Kenya’s tourist industry, one of the pillars of its economy, has been badly damaged by the terrorist attacks. There are also fears that Al Shabab’s relentless emphasis on singling out Christians could inflame religious strife in a country already wrestling with tensions between a Muslim minority, which has complained about government persecution, and a Christian majority that increasingly feels under attack.
The violence Thursday came just days after President Obama announced that he would visit Kenya in July, his first trip to his father’s homeland since taking office.
Obama had stayed away until now, at least in part out of concerns about Kenya’s public safety.

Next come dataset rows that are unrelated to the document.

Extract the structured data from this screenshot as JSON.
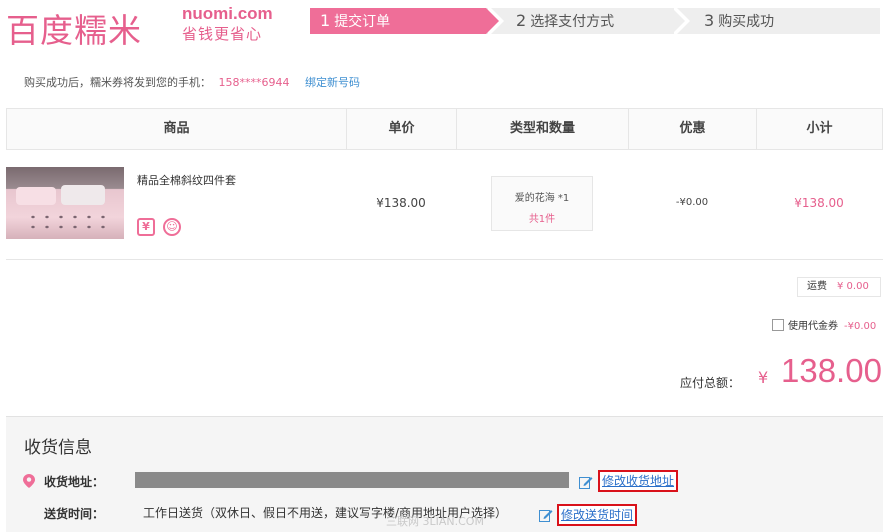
{
  "logo": {
    "cn": "百度糯米",
    "en": "nuomi.com",
    "slogan": "省钱更省心"
  },
  "steps": [
    {
      "num": "1",
      "label": "提交订单",
      "active": true
    },
    {
      "num": "2",
      "label": "选择支付方式",
      "active": false
    },
    {
      "num": "3",
      "label": "购买成功",
      "active": false
    }
  ],
  "notice": {
    "text": "购买成功后，糯米券将发到您的手机：",
    "phone": "158****6944",
    "bind_link": "绑定新号码"
  },
  "table": {
    "headers": [
      "商品",
      "单价",
      "类型和数量",
      "优惠",
      "小计"
    ],
    "rows": [
      {
        "name": "精品全棉斜纹四件套",
        "badges": [
          "¥",
          "☺"
        ],
        "price": "¥138.00",
        "type": "爱的花海 *1",
        "qty": "共1件",
        "discount": "-¥0.00",
        "subtotal": "¥138.00"
      }
    ]
  },
  "freight": {
    "label": "运费",
    "value": "¥ 0.00"
  },
  "voucher": {
    "label": "使用代金券",
    "value": "-¥0.00"
  },
  "total": {
    "label": "应付总额：",
    "currency": "¥",
    "amount": "138.00"
  },
  "shipping": {
    "title": "收货信息",
    "address_label": "收货地址：",
    "edit_address": "修改收货地址",
    "time_label": "送货时间：",
    "time_text": "工作日送货（双休日、假日不用送，建议写字楼/商用地址用户选择）",
    "edit_time": "修改送货时间",
    "watermark": "三联网 3LIAN.COM"
  },
  "colors": {
    "brand": "#e65f8d",
    "step_active": "#ef6e98",
    "highlight_border": "#d9111a",
    "link": "#2a6fc9"
  }
}
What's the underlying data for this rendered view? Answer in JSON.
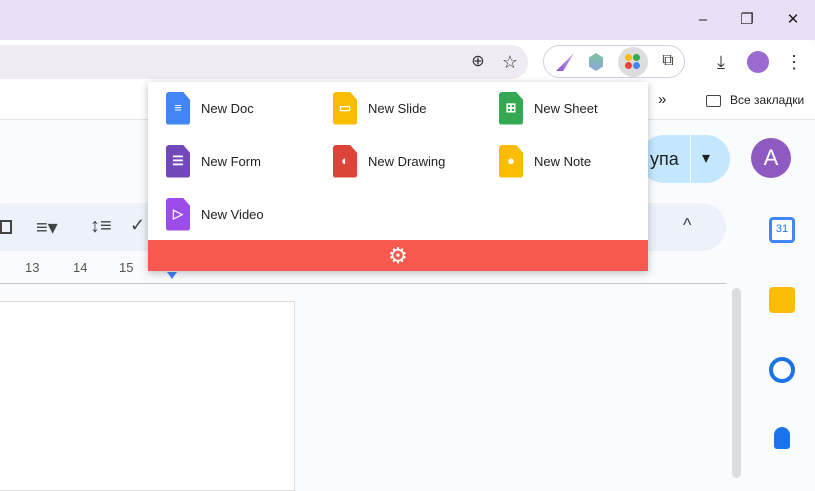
{
  "window": {
    "minimize": "–",
    "restore": "❐",
    "close": "✕"
  },
  "toolbar": {
    "zoom_icon": "⊕",
    "star_icon": "☆",
    "download_icon": "⤓",
    "menu_icon": "⋮",
    "extensions_icon": "⧉"
  },
  "bookmarks": {
    "overflow": "»",
    "all_bookmarks": "Все закладки"
  },
  "docs": {
    "share_label": "упа",
    "share_dropdown": "▾",
    "avatar_letter": "A",
    "collapse": "^",
    "ruler": [
      "13",
      "14",
      "15"
    ]
  },
  "popup": {
    "items": [
      {
        "label": "New Doc",
        "color": "#4285f4",
        "glyph": "≡"
      },
      {
        "label": "New Slide",
        "color": "#fbbc04",
        "glyph": "▭"
      },
      {
        "label": "New Sheet",
        "color": "#34a853",
        "glyph": "⊞"
      },
      {
        "label": "New Form",
        "color": "#7248b9",
        "glyph": "☰"
      },
      {
        "label": "New Drawing",
        "color": "#db4437",
        "glyph": "◐"
      },
      {
        "label": "New Note",
        "color": "#fbbc04",
        "glyph": "●"
      },
      {
        "label": "New Video",
        "color": "#9c4ce8",
        "glyph": "▷"
      }
    ],
    "settings_icon": "⚙",
    "footer_color": "#f65a4e"
  },
  "sidepanel": {
    "calendar_label": "31"
  }
}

The White House issued a statement condemning the attack, but it offered no indication whether the siege would change Obama’s travel plans.
Kenyan authorities said that around dawn the attackers stormed Garissa University College in Garissa, about 90 miles from the Somali border. Though the college is in a predominantly ethnic Somali area of Kenya, it attracts students from across the country.
In a statement early on Thursday, Al Shabab said that its fighters had attacked the university early in the morning, separating Muslims from non-Muslims in an “operation against the infidels.”
In an audio message soon afterward, an Al Shabab spokesman, Ali Mohamoud Raghe, said the attack had been carried out because “the Christian government of Kenya has invaded our country,” a reference to the Kenyan military’s 2011 incursion into Somalia to oust Al Shabab from its strongholds.
He said the university had been targeted because it was educating many Christian students in “a Muslim land under colony,” a reference to the large Somali population in a part of Kenya that Somalia once tried to claim. He called the university part of Kenya’s “plan to spread their Christianity and infidelity.”
President Uhuru Kenyatta vowed to crack down on terrorists.
On Thursday, panicked students streamed out of the besieged university with chilling stories of witnessing their classmates being killed.
Augustine Alanga, 21, an economics student, said he had been asleep in his dormitory when the shooting began. He said he bolted from his room without stopping to put on his shoes, cutting his feet as he sprinted barefoot across the campus and into a nearby forest.
“When I looked back, I saw them,” Alanga recalled. “There were five or six of them. They were masked. And they were shooting live rounds.”
The authorities said that the attack began when the gunmen killed two guards who were posted at the university’s main gate.
“Police officers heard the gunshots and responded swiftly, and engaged the gunmen in a fierce shootout; however, the attackers retreated and gained entry into the hostels,” a police statement said.
Information from the Associated Press was included in this report.